RECORDS TO USE: Begin

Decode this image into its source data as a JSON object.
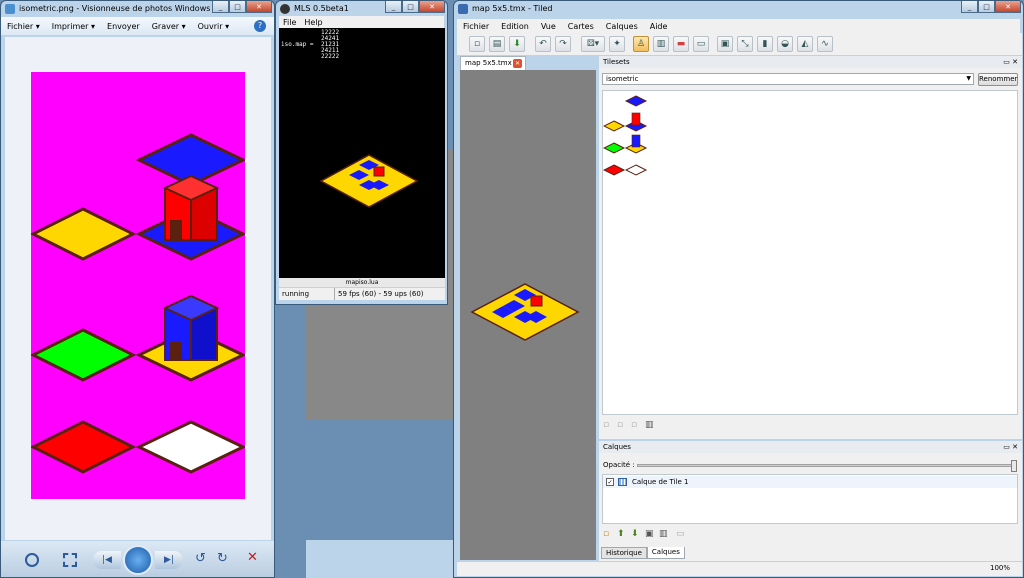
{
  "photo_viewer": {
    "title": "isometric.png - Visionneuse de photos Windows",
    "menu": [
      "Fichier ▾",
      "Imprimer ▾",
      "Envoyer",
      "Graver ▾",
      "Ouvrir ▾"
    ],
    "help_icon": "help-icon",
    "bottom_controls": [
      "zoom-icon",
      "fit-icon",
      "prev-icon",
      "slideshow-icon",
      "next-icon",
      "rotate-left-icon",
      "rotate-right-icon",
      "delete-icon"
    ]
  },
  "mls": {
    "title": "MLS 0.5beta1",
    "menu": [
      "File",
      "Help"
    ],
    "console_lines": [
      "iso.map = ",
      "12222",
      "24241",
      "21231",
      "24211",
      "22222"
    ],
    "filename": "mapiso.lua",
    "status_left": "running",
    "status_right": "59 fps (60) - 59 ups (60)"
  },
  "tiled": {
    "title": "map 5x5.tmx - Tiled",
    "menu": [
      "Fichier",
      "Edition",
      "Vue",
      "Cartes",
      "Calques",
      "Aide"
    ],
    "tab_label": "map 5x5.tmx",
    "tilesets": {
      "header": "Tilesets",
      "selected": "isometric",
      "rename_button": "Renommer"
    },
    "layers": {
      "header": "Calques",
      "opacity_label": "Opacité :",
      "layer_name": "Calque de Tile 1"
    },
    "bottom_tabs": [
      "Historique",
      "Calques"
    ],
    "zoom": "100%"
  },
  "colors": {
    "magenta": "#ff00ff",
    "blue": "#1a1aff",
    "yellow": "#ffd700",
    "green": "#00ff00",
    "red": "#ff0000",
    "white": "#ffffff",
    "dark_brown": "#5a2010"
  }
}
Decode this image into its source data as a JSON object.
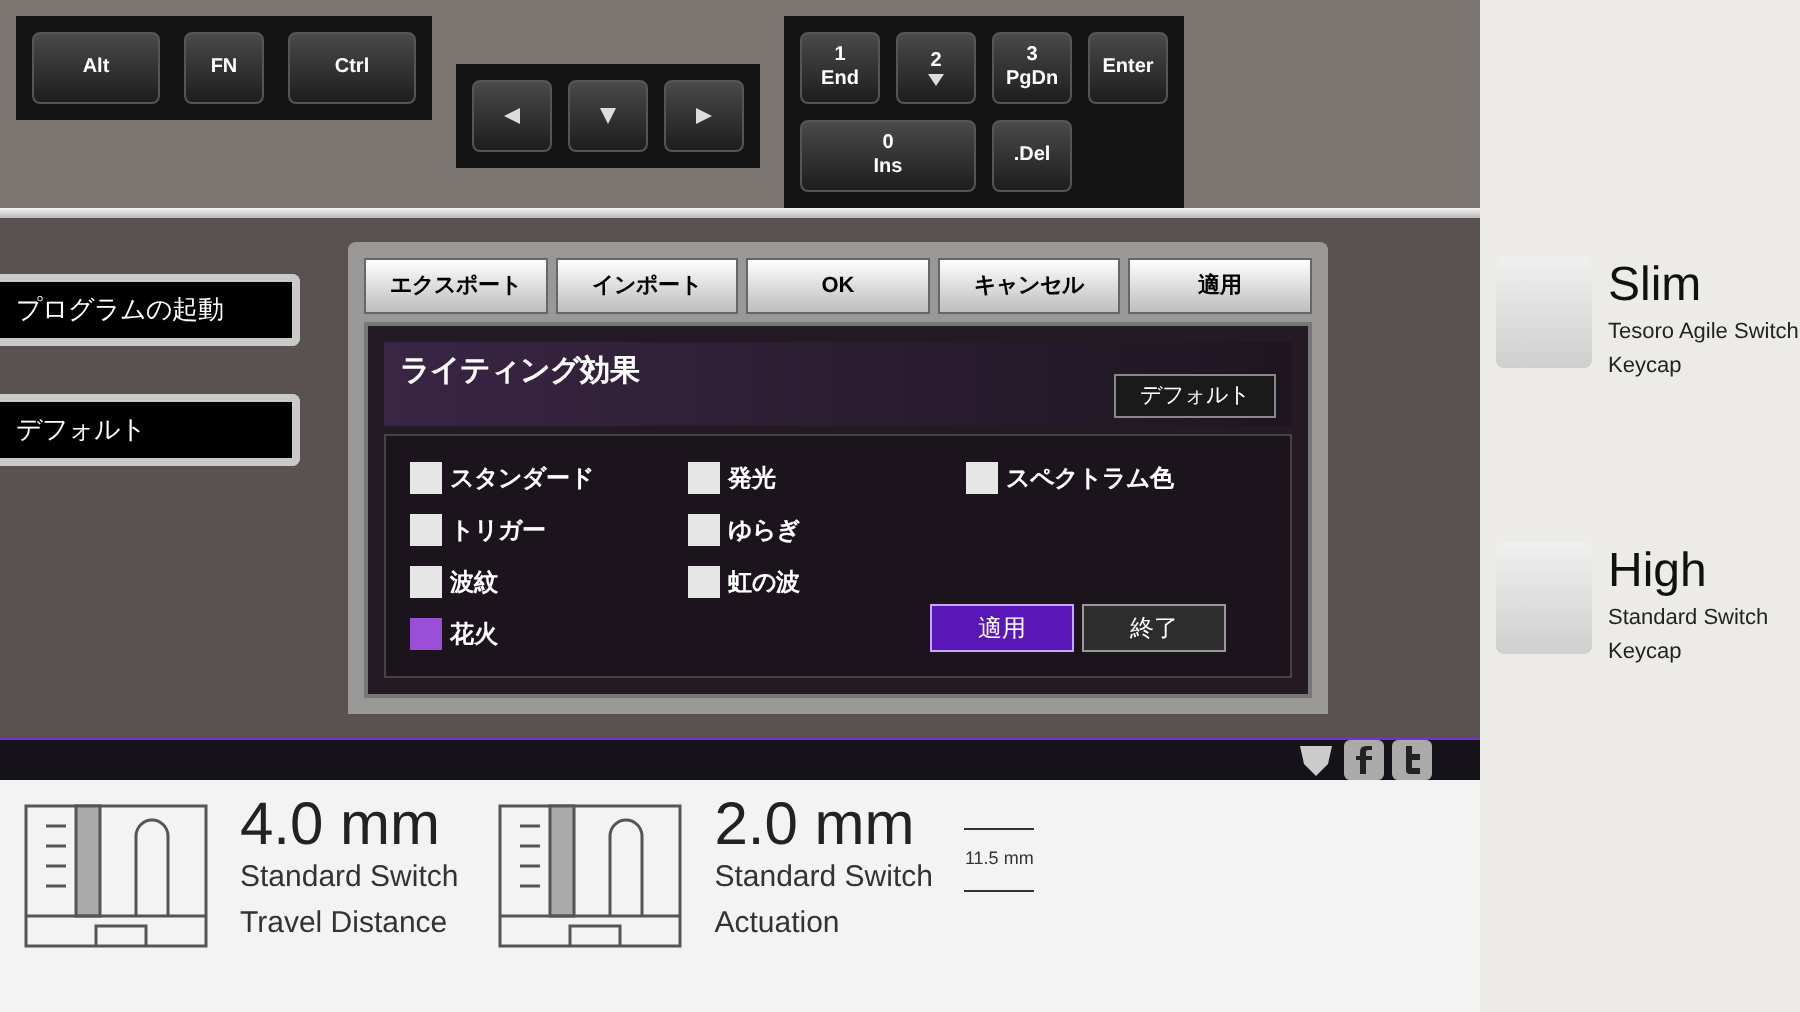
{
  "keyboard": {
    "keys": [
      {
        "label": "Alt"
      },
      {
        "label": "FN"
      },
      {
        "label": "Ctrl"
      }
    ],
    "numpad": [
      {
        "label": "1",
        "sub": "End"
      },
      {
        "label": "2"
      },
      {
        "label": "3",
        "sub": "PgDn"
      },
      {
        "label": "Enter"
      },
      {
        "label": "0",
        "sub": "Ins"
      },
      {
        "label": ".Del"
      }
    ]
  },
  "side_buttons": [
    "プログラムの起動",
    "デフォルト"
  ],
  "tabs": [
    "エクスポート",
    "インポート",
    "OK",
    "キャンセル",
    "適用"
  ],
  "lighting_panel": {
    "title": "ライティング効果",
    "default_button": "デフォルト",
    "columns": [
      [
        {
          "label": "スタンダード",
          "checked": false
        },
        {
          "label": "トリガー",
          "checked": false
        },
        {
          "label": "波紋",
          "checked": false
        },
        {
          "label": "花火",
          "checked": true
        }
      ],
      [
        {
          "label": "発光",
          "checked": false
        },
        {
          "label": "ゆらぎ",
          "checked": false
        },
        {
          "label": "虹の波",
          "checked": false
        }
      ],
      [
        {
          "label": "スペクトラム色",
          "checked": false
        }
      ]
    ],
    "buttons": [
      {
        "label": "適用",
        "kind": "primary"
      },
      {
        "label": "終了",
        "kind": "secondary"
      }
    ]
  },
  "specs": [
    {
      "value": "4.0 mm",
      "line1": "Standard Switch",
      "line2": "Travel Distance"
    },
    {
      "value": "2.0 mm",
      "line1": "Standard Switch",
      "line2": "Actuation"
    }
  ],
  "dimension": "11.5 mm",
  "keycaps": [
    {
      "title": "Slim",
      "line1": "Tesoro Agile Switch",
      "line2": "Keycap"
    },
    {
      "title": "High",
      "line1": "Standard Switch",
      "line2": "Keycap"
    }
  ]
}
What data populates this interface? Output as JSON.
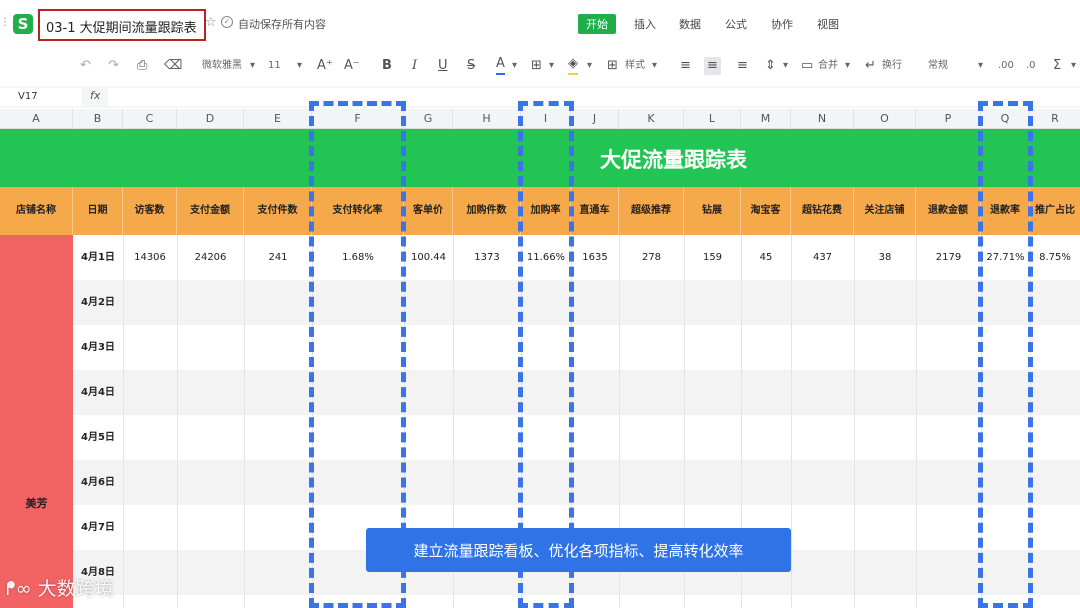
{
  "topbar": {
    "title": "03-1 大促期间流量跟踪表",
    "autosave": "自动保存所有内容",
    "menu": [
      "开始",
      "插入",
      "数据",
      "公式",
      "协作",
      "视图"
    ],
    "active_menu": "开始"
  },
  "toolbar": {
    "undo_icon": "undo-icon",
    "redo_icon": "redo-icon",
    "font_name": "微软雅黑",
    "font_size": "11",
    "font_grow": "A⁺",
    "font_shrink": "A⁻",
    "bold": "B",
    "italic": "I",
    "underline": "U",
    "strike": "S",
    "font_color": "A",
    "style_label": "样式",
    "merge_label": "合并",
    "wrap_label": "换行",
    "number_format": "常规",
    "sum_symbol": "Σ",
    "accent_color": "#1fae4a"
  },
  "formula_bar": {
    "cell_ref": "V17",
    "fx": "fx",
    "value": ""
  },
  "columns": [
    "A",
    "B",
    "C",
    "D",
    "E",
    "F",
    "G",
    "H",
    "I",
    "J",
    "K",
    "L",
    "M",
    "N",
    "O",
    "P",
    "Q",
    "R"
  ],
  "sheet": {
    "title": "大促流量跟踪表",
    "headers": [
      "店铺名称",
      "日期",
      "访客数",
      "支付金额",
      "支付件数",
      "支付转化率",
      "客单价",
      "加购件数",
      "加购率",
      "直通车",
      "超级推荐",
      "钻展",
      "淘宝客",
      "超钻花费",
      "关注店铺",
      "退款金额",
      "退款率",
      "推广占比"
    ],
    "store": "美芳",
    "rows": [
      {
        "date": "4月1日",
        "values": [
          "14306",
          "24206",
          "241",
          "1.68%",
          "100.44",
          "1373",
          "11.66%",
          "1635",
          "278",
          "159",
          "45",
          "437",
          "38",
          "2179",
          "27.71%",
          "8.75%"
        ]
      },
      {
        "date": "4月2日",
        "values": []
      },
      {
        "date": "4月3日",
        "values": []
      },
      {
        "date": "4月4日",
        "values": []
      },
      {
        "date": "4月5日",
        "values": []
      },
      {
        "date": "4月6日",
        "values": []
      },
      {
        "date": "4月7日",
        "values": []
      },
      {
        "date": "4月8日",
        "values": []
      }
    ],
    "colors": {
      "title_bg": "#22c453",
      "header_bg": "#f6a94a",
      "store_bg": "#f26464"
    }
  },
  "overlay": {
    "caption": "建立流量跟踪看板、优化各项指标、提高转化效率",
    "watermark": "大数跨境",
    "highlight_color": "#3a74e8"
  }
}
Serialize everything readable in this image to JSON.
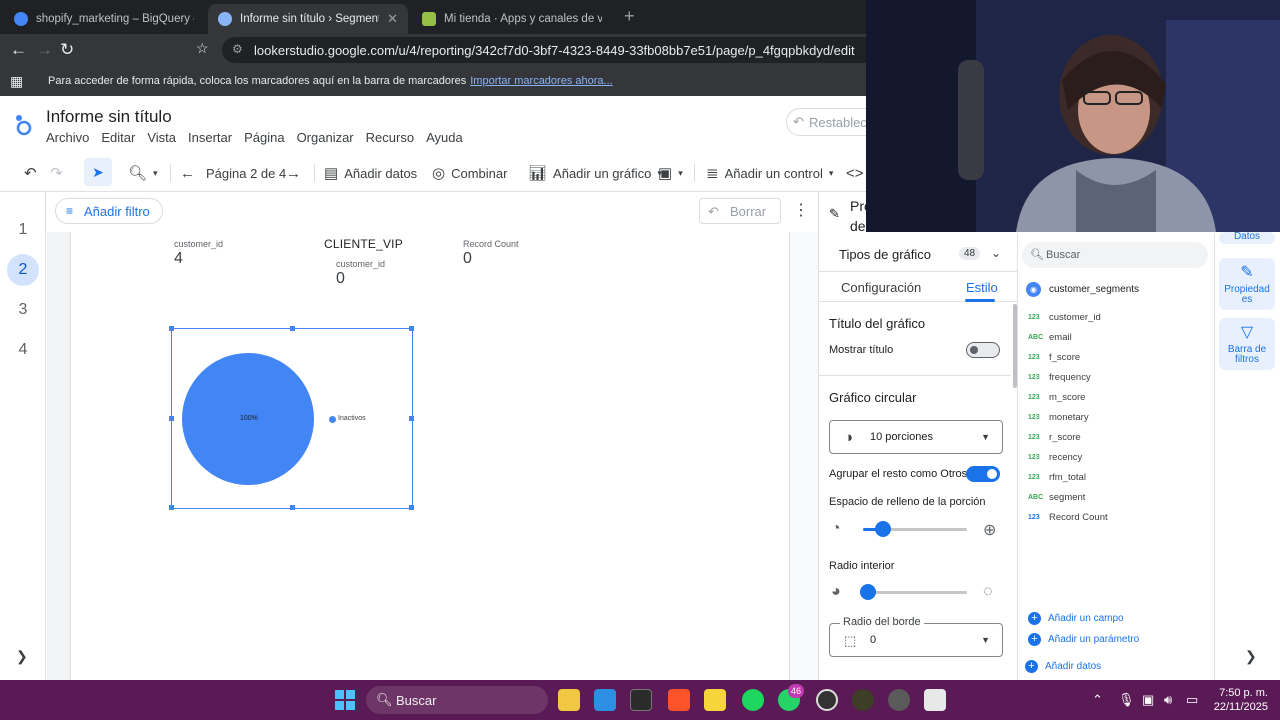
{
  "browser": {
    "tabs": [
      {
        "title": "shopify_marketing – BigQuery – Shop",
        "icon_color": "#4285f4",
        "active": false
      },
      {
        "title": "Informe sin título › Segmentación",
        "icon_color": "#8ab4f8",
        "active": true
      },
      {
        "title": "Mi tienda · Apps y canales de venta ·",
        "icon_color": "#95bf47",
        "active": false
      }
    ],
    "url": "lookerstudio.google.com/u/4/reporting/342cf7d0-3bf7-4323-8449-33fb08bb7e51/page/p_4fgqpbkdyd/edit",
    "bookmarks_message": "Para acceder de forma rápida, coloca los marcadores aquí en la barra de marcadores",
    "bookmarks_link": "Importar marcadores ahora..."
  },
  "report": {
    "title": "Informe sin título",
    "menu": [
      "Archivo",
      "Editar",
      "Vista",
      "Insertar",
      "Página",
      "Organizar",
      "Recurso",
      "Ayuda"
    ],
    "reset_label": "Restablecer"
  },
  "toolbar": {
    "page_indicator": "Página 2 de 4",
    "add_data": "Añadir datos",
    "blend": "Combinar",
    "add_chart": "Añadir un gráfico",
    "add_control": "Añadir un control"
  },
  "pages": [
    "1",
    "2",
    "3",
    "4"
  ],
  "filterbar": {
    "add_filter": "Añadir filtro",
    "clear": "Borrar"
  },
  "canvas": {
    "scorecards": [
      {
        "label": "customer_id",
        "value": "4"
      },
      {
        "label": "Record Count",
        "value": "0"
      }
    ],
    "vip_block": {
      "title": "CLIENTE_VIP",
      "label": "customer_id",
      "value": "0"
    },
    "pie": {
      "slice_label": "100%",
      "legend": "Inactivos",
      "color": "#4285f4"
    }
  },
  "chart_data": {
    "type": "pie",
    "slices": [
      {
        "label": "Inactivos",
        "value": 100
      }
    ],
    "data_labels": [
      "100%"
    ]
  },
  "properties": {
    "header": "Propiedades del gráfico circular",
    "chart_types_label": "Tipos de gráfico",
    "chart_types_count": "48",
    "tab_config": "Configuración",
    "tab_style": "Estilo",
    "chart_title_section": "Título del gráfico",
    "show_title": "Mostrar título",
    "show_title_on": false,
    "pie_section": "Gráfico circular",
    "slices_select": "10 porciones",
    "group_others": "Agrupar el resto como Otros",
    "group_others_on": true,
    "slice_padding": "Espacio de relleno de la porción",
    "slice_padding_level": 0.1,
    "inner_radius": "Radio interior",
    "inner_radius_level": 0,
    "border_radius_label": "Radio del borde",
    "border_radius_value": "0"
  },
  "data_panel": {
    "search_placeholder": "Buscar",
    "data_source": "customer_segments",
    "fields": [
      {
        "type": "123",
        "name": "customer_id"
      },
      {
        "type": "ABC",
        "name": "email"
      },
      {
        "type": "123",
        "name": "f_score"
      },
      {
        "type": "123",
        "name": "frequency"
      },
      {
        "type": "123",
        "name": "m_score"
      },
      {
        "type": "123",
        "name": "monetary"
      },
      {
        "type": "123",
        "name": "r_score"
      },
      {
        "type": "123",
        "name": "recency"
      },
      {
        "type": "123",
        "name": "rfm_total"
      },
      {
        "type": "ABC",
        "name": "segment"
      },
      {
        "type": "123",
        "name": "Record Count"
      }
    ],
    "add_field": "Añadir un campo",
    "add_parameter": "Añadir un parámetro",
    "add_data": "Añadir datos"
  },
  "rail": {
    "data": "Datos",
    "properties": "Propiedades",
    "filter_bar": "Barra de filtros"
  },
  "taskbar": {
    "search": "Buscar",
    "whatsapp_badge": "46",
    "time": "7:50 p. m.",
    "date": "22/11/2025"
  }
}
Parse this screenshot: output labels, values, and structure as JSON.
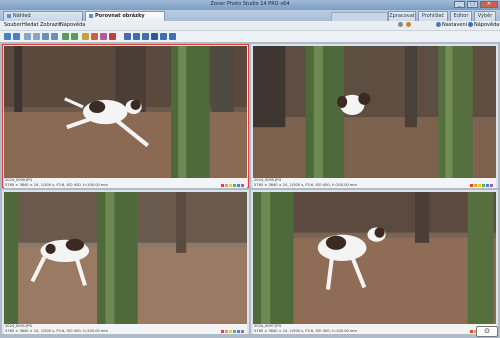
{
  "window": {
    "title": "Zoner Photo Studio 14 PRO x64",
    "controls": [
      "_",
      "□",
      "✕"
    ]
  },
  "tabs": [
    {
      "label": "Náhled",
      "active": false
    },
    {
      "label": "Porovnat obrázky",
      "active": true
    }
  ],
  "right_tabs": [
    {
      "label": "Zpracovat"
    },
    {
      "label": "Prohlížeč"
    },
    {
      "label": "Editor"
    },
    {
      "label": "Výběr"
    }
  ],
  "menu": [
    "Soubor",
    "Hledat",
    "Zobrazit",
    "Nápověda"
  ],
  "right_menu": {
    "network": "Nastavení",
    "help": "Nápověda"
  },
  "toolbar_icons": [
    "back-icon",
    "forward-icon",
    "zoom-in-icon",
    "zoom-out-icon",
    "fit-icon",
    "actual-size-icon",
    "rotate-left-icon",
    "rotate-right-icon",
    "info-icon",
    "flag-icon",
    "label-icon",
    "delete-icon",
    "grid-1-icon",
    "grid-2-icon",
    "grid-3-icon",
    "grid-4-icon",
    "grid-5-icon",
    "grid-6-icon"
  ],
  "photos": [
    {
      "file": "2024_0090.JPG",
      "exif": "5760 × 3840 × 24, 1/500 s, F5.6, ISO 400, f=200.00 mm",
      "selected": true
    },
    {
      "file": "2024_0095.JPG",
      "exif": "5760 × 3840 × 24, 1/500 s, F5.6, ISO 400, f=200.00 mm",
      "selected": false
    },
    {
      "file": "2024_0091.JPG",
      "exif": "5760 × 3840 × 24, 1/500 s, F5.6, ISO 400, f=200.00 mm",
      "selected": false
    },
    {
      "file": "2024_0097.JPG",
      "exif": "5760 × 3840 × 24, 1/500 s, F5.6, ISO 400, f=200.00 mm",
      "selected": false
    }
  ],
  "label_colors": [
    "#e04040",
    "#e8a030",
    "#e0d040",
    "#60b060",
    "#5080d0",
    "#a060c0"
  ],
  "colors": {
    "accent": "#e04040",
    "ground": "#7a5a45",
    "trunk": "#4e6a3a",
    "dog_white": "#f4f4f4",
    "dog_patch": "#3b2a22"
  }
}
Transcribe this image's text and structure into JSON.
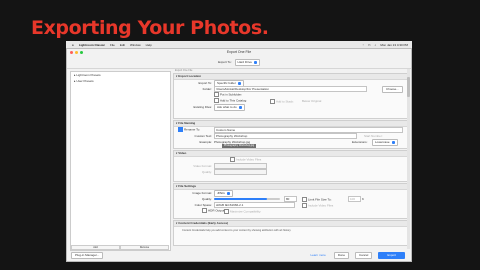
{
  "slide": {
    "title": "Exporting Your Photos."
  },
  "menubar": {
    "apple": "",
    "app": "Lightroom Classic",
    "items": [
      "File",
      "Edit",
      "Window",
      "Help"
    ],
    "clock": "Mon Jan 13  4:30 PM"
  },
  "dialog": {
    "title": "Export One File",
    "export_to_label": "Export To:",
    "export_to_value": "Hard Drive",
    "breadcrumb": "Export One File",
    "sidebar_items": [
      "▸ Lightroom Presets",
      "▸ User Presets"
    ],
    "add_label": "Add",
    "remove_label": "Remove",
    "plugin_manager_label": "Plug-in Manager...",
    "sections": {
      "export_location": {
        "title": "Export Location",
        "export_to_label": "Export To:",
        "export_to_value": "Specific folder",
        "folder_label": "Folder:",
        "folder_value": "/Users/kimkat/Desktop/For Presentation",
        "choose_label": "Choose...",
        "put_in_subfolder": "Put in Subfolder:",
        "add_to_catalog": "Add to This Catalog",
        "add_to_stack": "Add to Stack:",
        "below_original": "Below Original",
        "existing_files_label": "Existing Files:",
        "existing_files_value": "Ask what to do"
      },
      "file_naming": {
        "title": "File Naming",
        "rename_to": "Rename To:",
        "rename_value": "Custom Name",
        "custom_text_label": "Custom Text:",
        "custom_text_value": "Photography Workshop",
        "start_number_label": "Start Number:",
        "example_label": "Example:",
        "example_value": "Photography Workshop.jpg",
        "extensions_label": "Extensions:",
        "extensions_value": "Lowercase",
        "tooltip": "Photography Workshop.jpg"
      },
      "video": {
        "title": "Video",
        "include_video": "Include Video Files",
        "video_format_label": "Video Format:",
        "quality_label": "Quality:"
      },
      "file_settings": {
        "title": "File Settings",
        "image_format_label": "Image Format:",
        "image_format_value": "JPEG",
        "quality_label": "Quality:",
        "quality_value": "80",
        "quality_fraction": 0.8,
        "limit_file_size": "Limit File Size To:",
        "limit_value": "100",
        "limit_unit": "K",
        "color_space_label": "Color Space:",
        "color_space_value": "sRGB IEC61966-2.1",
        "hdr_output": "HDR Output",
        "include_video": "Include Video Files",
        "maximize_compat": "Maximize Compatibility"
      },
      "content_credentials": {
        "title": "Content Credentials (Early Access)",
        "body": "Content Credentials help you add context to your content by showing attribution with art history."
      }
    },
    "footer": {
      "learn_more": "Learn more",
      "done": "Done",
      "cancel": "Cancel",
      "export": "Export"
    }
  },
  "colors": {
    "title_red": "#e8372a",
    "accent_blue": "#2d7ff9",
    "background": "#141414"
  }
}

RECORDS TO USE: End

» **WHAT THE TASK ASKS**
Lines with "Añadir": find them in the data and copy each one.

» **TASK OUTPUT**
    "add_data": "Añadir datos",
    "add_chart": "Añadir un gráfico",
    "add_control": "Añadir un control"
    "add_filter": "Añadir filtro",
    "add_field": "Añadir un campo",
    "add_parameter": "Añadir un parámetro",
    "add_data": "Añadir datos"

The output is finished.